Friday, July 26, 2013


The artist Walter de Maria died yesterday. 

I saw this wonderful work at LACMA last year. It took up the entire Resnick Pavilion there and was meant to catch the light in different ways. I always enjoyed de Maria's work- the Broken Kilometer and Earth Room in Soho in NYC were like art touchstones. They were just There, through the years, supported by the Dia Foundation, which also supports Lightning Field here in New Mexico. I have yet to see it- you have to make an appointment, then they pick you up and take you to a little cabin, where you stay overnight and are free to wander the landscape and enjoy the de Maria piece. 400 polished stainless steel poles, set in the ground in such a way that they are perfectly aligned at the top. An incredible feat of planning and engineering. Maybe not like the Great Pyramids, but something that inspires awe. 

De Maria's work was about the finite and the infinite at the same time. The work was strictly delineated by imagined or built borders, or it was titled by its size (as in "Broken Kilometer.") But the scale was such that you almost couldn't see its end. A horizon would form and you would be aware that yes, there is an end, but the view seems limitless and overwhelming. He was a singular artist- I can't think of anyone who has created work that is quite like that, and he will be missed.

Saturday, July 6, 2013

where does inspiration come from?

Someone posted this on Facebook the other day and I saved it. With all the controversy and discussion about appropriating images, it's easy to feel caught on one side or other of a bright line of so-called originality.

I remember one time hearing Chuck Close speak. He said that he, like all artists, stood on the shoulders of all who had gone before him. To me that was not just about clearing a path, though that's a part of it, not just about being a mentor, though that's a part of it too; but also that we look at other work, we digest, we ponder. Maybe those guys who painted on the walls in Lascaux didn't have any other art to look at, but since then, we have.
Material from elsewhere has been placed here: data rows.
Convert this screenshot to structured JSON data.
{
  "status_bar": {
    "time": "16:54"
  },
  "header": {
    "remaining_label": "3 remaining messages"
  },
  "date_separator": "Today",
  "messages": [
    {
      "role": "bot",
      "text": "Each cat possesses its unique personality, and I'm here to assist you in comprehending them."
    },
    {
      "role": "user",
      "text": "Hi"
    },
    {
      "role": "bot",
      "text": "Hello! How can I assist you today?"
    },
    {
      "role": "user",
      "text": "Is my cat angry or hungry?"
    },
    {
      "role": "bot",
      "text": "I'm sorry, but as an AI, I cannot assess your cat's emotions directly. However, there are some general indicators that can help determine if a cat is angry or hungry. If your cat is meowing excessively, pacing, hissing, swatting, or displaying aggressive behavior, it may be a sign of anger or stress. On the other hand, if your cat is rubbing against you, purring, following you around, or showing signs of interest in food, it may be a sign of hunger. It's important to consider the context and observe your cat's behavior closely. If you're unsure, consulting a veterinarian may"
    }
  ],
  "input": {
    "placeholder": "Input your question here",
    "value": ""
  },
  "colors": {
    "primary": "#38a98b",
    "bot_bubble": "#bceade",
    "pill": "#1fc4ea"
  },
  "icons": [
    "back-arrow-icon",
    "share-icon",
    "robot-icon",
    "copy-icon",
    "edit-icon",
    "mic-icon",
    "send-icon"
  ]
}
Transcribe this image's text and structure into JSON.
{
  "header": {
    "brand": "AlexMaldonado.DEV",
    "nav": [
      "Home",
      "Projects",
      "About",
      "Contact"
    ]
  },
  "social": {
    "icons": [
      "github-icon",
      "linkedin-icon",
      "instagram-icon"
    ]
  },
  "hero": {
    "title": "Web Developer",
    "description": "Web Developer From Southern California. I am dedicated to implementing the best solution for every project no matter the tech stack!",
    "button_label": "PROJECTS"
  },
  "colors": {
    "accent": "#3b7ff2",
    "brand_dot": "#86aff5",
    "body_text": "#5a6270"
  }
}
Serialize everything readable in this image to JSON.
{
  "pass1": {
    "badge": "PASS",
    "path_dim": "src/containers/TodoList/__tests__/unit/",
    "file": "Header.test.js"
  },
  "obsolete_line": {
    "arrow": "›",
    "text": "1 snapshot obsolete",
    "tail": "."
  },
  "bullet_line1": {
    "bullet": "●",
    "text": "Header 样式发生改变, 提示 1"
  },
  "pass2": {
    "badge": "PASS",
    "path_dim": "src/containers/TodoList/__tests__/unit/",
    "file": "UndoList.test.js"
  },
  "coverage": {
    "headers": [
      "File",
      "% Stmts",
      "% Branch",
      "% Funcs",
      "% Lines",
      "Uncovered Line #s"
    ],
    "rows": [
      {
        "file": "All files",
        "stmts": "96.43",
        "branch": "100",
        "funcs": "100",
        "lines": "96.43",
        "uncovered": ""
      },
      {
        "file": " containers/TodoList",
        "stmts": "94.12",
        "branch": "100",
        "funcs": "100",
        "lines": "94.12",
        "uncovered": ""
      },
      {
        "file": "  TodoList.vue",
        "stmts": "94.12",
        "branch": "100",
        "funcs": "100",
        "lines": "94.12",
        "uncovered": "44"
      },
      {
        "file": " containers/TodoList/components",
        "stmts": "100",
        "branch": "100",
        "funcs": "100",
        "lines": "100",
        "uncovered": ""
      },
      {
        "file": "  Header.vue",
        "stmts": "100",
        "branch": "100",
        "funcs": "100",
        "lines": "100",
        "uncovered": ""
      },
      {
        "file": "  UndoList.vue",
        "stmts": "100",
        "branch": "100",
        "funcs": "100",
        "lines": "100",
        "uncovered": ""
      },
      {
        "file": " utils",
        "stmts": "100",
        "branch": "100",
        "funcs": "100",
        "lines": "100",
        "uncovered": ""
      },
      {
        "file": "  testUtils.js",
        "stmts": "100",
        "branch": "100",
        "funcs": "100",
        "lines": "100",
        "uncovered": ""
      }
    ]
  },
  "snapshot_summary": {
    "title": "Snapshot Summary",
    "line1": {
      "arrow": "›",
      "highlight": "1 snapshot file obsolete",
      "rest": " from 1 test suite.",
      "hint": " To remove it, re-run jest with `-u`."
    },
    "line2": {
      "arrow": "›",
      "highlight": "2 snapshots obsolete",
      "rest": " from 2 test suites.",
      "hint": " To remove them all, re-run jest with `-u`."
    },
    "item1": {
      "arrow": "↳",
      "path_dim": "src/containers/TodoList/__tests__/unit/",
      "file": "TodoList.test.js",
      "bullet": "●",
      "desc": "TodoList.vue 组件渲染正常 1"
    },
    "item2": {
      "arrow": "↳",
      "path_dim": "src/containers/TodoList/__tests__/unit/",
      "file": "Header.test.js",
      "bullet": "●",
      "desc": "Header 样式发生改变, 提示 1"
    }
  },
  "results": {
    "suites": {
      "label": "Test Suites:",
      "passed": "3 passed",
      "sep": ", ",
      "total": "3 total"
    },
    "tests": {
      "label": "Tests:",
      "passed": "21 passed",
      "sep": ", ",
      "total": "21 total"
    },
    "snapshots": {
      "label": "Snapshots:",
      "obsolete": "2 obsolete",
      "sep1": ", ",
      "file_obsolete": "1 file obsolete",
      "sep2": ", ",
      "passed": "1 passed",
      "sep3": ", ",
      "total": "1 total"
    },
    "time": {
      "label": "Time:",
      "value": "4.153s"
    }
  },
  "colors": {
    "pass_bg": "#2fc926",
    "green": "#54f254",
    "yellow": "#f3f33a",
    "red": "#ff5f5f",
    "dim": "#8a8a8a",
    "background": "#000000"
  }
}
The internet has given us a great gift here, but it's a bit of a hot coal, and it also requires some responsibility. I live in Santa Fe. I get to New York, to California, and other places that have some terrific museums and galleries, but for me scrolling through tumblr is great fun and sometimes I come across something that really hits me. (Often, actually.) I say it requires responsibility because sliding an image onto your desktop is one thing; reposting it somewhere, such as pinterest or tumblr, is another, and I would never post something without a link to its author's website. (There is software that allows you to embed this information, invisibly, into your image. See digimarc.)

Anyway, a couple of weeks ago I came across the work of Marisa Merz. I can't link you to a website because she has none. I think she may be in her 80's- she is the widow of Mario Merz, and both of them are part of the Italian group of artists engaged in what they called arte povera. She has been honored this year at the Venice Biennale. She shows with Barbara Gladstone in New York. I wish I had seen that show!

So here is a piece of hers, a small one. There are so many things I love about this little piece. I love the apparent casualness of it- almost like she found a bunch of wood and piled it up together. Notice how the image and the wood that extends beyond it is all pushed to the left and the use of gold on such a humble work. She used the wood (all bits of found wood, as I understand) to extend the diagonal in the image- or maybe it was the other way around. There's not a lot of color. Then it's just put on this funny base of sorts, and being placed on a fancy shmancy marble lintel adds a bit of humor and contrast.

Looking at images of hers made me think about how I might work with paper and wood in a less polished way. I really love the nature of paper, and paper comes from wood. Why not combine them? And then ink and gold leaf have their own materiality. Also, I just had a framer possibly destroy a piece by stupid accident- why have to deal with framers at all? Now you might ask, how do you protect and dust a paper piece that isn't framed? And I say: carefully.